“Unfortunately, the so-called governing program we all presented and all believed in was no longer valid on the very next day after elections, it’s no longer valid and I see no one cares to enforce it, the social and economic measures are headed for the wrong direction. (…) We are putting all efforts into persuading all MPs, regardless the party membership or party orders, to quash this story with the split VAT, it’s still possible before it comes into effect on January 1, and as the approval law will be submitted to Parliament, I assume the right-wing lawmakers will anyway vote against it; if ALDE members, who are liberals, also vote in the same manner, the PSD members almost in their entirety agree with us, but they are afraid to vote so as not to upset Mr. Dragnea. Still, a majority can be raised to rid us of the split VAT attempt. I also hope the announced switch of the contributions to the employee does not clear Parliament, because again this would cause a huge turmoil and put budget collections into great trouble,” Ponta told a press conference.

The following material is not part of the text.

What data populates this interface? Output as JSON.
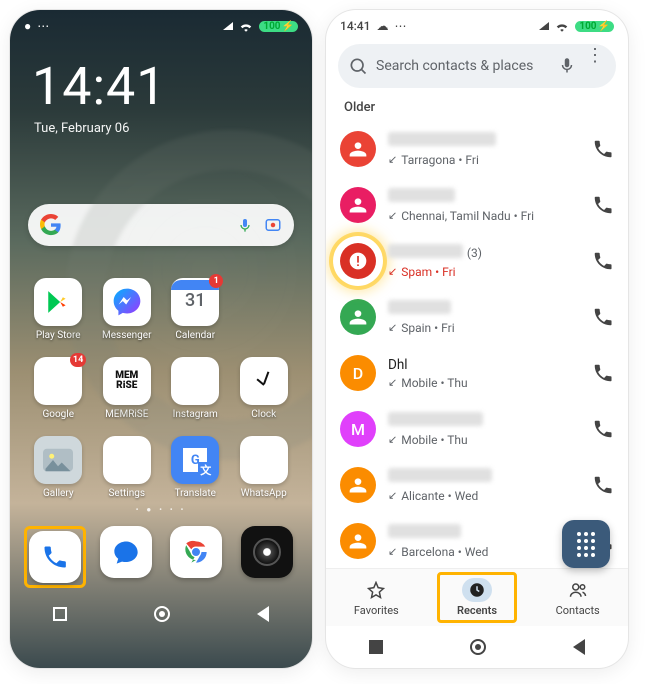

He added that from an economic and fiscal-budgetary point of view, the new measures nix what has been done in the last five years.

“There was a time I hope you haven’t forgotten, the period 2009-2010, and then 2011 when things began to fare well, the economy was revving up, we had revenues enough to raise wages and pensions, but we also did other important things regarding public investment, European funds. Regrettably, in 2017 spending is not replenished in government coffers, specifically collections are going down, expenditures are rising and if we continue at this pace, it will be harder in 2018, and we’ll be out of money in 2019. It would be a pity for us to have a 10-year setback, I think this would be very bad,” said the former Prime Minister.